- Primary school criticized for fat-shaming its students and ranking their weights
- Students were forced onto the scales before registering name and weight on board
- They were arranged to get the student to stop eating so that they would lose weight
A primary school has been criticized for making fun of its students and forcing them to weigh themselves in front of their peers.
The school, which has not been publicly named, allowed a teacher to bring a scale before the 10-year-old students had to weigh themselves one by one.
They then wrote their name and weight on the board before being ranked — prompting the heaviest student to stop eating so they could lose weight.

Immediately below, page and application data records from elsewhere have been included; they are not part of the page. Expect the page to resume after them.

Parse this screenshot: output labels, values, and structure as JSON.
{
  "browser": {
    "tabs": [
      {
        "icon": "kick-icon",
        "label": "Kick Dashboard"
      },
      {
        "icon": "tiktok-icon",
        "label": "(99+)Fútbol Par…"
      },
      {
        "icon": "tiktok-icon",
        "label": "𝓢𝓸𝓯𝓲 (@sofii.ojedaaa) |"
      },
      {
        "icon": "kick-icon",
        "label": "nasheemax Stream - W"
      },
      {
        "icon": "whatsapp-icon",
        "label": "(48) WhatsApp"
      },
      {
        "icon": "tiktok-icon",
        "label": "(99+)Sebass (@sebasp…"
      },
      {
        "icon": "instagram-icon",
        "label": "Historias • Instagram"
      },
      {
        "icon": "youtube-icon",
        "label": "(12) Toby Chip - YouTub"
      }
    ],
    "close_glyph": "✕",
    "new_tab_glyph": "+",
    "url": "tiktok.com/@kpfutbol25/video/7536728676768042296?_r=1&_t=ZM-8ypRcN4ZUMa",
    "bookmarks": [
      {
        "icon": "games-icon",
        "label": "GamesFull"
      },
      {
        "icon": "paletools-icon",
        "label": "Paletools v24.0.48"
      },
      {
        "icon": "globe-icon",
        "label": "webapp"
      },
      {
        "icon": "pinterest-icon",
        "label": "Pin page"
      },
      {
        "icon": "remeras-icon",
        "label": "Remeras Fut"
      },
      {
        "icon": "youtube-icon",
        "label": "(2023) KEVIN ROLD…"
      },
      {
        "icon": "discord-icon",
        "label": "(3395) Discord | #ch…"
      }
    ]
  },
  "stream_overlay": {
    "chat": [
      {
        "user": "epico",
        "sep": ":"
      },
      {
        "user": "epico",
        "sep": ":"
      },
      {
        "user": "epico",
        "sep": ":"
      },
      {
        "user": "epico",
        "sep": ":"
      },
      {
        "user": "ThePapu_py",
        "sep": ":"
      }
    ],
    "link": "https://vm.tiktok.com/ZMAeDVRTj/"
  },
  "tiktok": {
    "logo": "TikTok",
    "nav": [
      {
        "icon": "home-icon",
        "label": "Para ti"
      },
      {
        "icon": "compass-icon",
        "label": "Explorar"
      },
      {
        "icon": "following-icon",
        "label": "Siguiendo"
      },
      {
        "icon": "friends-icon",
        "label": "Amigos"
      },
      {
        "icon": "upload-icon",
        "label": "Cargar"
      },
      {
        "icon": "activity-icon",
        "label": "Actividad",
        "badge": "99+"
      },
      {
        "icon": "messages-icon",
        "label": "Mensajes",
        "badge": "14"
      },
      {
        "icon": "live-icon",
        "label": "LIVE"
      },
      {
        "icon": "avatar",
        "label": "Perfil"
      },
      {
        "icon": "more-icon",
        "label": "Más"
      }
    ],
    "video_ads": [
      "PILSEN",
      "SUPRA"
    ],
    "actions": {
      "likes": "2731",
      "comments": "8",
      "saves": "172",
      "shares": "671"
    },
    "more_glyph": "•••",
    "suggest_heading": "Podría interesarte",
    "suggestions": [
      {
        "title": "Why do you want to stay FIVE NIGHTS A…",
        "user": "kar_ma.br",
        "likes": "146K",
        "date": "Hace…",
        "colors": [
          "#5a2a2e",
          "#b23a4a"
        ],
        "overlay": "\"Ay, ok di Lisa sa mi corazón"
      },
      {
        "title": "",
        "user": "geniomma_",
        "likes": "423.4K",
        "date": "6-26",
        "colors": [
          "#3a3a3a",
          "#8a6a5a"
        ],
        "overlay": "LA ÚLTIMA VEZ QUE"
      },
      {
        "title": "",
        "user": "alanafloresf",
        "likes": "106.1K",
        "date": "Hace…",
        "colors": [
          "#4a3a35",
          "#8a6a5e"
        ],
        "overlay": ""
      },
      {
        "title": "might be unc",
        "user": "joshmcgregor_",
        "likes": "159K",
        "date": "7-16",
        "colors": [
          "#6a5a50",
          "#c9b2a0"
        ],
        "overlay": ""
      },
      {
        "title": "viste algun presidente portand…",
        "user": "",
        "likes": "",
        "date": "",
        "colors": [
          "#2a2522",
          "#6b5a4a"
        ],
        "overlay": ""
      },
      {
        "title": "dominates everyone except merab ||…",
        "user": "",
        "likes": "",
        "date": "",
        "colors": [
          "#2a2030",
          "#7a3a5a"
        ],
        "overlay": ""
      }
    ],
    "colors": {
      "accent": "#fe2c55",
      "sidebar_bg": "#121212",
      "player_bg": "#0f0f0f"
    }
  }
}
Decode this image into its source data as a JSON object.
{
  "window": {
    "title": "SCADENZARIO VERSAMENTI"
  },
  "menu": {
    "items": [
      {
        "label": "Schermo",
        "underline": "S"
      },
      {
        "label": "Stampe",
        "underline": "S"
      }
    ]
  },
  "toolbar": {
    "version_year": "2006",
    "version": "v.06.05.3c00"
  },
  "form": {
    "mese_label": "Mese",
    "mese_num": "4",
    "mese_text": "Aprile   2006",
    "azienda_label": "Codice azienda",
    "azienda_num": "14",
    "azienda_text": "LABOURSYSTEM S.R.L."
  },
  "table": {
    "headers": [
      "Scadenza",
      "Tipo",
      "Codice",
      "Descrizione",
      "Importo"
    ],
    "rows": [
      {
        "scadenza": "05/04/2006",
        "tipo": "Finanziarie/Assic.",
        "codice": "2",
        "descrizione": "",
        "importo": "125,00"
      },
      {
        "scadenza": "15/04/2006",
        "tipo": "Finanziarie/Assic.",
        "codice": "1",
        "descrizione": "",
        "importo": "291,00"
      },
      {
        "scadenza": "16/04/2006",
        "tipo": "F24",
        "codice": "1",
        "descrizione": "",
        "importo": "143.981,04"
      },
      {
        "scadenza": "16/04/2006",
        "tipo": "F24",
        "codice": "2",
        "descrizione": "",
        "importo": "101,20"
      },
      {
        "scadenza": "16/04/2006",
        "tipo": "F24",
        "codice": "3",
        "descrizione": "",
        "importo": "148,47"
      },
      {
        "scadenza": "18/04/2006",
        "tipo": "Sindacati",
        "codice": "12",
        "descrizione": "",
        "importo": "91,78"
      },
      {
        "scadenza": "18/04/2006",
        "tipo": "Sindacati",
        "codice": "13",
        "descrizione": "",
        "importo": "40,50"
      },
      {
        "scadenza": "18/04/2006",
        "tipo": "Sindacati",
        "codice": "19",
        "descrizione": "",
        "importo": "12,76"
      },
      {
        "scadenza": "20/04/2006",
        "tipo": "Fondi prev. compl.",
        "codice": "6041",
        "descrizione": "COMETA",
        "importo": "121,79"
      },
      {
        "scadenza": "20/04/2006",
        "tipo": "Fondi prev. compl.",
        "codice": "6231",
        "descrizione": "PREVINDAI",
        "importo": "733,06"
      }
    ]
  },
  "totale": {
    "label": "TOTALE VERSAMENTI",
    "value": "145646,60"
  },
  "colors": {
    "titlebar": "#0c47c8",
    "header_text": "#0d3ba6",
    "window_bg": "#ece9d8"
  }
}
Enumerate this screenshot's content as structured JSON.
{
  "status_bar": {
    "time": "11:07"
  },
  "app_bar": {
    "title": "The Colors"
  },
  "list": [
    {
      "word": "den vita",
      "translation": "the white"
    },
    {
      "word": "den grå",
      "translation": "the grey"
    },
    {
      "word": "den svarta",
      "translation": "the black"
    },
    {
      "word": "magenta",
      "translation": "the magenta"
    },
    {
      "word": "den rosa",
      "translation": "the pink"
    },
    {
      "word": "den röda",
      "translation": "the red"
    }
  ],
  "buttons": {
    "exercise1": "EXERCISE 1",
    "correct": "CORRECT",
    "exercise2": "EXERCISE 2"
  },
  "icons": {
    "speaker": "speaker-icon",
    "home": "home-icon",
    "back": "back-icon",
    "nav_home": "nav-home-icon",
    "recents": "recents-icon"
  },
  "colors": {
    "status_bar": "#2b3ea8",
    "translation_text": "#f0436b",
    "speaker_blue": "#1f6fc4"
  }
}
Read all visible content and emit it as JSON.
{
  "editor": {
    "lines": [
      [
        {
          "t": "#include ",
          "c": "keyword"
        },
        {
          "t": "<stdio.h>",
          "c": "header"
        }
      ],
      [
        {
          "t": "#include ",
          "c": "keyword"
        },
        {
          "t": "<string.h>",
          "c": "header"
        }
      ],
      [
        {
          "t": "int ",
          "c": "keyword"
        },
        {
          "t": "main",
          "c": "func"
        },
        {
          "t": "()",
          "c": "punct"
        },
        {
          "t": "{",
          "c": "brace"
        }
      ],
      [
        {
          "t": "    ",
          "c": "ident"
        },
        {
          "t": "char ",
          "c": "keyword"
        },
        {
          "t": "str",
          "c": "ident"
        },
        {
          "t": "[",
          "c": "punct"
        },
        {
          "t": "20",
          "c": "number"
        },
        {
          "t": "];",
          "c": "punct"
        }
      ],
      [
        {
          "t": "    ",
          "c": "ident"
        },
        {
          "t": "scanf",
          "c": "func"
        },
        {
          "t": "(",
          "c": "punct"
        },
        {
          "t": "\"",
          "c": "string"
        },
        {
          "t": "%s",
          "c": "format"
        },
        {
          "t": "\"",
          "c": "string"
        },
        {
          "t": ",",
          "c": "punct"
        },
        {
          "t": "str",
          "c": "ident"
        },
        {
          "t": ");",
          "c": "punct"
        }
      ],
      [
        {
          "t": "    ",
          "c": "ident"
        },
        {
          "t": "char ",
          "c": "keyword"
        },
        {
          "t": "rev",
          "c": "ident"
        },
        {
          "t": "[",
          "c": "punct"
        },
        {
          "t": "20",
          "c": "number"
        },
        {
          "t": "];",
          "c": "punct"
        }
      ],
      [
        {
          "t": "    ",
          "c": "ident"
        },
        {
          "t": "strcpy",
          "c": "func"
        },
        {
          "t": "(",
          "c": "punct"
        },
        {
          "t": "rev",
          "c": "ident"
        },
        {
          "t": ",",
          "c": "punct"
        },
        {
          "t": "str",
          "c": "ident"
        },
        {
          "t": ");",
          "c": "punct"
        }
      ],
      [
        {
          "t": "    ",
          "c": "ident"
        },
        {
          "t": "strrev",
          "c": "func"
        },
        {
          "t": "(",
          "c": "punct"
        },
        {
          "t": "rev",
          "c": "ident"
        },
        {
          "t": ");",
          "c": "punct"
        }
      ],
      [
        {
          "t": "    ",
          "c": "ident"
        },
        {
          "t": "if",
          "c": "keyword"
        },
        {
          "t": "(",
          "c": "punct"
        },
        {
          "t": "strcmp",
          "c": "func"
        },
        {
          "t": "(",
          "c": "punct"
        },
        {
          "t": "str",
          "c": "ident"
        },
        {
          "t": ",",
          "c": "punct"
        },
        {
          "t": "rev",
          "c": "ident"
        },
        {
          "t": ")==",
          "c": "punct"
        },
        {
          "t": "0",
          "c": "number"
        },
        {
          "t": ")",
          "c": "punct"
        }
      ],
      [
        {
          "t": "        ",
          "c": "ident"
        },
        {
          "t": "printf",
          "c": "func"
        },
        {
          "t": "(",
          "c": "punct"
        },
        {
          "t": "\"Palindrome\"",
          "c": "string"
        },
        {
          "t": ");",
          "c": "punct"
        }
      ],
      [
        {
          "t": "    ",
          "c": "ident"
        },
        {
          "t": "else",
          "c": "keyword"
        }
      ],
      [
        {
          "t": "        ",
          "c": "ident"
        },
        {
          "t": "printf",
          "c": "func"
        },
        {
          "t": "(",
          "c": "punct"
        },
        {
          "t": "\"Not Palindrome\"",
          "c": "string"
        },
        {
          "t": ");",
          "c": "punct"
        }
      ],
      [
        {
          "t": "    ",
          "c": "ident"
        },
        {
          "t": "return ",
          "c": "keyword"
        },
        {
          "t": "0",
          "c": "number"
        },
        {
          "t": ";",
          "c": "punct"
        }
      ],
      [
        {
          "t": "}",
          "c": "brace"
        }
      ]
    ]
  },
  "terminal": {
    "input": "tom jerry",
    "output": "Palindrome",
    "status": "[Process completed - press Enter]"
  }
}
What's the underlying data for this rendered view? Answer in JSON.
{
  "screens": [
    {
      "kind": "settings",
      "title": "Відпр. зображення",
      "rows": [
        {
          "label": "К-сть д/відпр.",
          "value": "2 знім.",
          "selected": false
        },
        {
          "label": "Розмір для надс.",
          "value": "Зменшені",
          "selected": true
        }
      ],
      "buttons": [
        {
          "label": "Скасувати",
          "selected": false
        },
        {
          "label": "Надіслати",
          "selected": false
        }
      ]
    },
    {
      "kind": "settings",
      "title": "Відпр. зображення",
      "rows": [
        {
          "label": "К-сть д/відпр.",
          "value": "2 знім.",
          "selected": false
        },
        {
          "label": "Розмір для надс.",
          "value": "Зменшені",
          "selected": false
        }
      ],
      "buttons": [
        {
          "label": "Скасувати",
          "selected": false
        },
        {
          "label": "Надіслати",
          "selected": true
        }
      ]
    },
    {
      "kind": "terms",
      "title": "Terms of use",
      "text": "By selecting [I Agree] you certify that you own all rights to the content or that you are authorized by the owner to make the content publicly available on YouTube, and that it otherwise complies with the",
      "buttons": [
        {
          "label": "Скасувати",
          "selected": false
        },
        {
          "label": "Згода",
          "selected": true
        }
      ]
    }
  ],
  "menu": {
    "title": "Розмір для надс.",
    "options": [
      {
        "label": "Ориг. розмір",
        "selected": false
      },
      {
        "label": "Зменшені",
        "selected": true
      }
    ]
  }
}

A primary school has been criticized for making fun of its students and forcing them to weigh themselves in front of their peers (stock image)
An outraged parent came forward with the gruesome details after learning about it from a friend whose child had developed the eating disorder.
Eating disorder aid organization Butterfly Foundation revealed that demand for its services has risen sharply in recent years.
Danni Rowlands, head of prevention, said eating disorders were developed by students as early as grades 4 through 6.
“School staff are more aware of students with body image issues… more students struggling with eating disorders,” she shared 7News.
“We are increasingly hearing reports of students expressing low self-esteem, not eating at school or feeling uncomfortable doing so in front of others, students who overeat and undereat and express a desire to burn calories. to count and eat from a young age. age.’
The school, which has not been publicly named, allowed a teacher to bring a scale before the 10-year-old students weighed themselves one by one (stock image)
Ms Rowlands warned that weighing children for each other was likely to cause more problems than tackling obesity.
Anxiety, restrictive diets and binge eating were among the problematic behaviors that could develop in children.
“There are many tools a teacher can use (for teaching activities) – a child’s body is not one of them,” said Ms Rowlands.